• **PROBLEM TO WORK ON**
Pull every line containing "Windows" from the listing.

** Opening RECORDS PROVIDED block **

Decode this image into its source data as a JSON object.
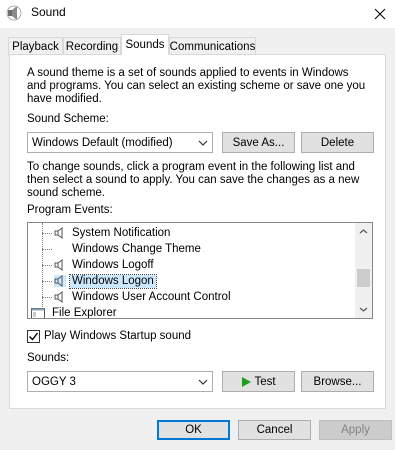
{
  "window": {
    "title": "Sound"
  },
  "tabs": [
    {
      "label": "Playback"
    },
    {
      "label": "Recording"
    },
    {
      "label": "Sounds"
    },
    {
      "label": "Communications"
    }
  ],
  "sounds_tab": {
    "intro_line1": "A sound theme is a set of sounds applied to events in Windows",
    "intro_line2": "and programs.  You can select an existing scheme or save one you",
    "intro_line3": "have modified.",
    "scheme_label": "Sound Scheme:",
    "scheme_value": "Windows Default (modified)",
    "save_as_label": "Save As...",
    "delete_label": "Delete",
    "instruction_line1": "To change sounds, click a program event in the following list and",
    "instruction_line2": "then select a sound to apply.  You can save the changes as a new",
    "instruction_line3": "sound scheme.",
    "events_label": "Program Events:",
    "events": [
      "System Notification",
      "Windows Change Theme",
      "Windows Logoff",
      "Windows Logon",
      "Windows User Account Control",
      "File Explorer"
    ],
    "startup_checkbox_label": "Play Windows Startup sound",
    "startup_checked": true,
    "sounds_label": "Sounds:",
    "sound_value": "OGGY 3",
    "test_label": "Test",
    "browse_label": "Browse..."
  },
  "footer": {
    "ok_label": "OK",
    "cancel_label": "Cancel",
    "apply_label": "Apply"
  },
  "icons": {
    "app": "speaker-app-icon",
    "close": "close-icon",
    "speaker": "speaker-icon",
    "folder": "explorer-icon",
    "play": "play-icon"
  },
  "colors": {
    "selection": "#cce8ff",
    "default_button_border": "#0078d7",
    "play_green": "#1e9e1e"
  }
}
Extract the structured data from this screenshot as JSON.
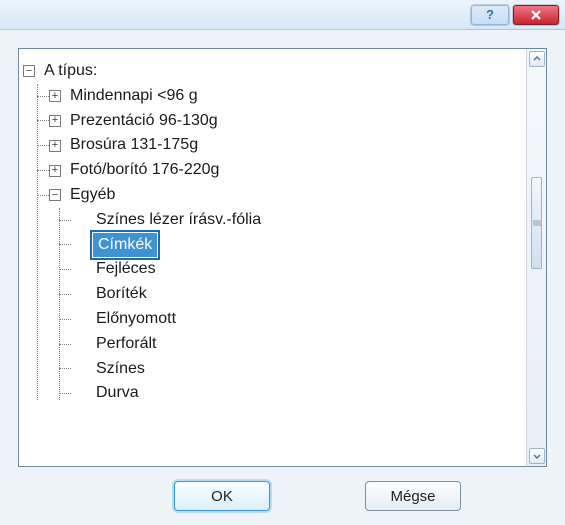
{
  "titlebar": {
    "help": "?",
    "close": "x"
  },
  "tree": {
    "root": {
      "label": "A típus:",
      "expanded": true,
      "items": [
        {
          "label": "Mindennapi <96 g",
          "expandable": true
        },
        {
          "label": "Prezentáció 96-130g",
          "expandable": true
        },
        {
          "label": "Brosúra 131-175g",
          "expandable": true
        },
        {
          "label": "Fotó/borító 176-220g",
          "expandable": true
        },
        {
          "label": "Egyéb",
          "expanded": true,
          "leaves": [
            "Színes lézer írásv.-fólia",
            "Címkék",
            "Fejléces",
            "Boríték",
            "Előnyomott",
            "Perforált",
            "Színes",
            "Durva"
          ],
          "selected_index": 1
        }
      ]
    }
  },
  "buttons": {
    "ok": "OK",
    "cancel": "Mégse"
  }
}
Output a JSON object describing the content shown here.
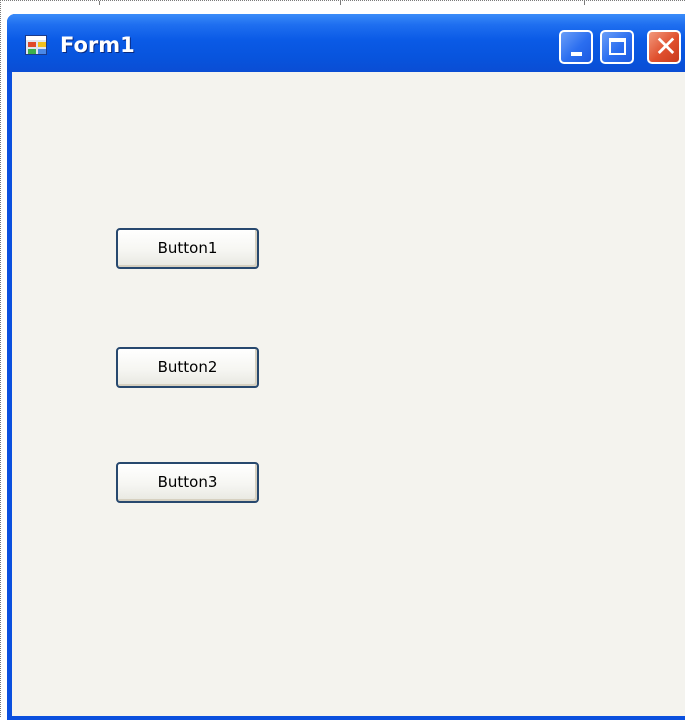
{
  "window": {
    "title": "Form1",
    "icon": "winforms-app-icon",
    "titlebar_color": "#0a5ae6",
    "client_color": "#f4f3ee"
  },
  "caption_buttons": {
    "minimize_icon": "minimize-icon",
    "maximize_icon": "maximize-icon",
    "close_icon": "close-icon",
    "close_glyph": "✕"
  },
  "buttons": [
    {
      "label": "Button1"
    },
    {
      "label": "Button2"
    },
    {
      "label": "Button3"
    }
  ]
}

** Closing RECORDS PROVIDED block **

• **ANSWER BELOW**
    "intro_line1": "A sound theme is a set of sounds applied to events in Windows",
    "scheme_value": "Windows Default (modified)",
      "Windows Change Theme",
      "Windows Logoff",
      "Windows Logon",
      "Windows User Account Control",
    "startup_checkbox_label": "Play Windows Startup sound",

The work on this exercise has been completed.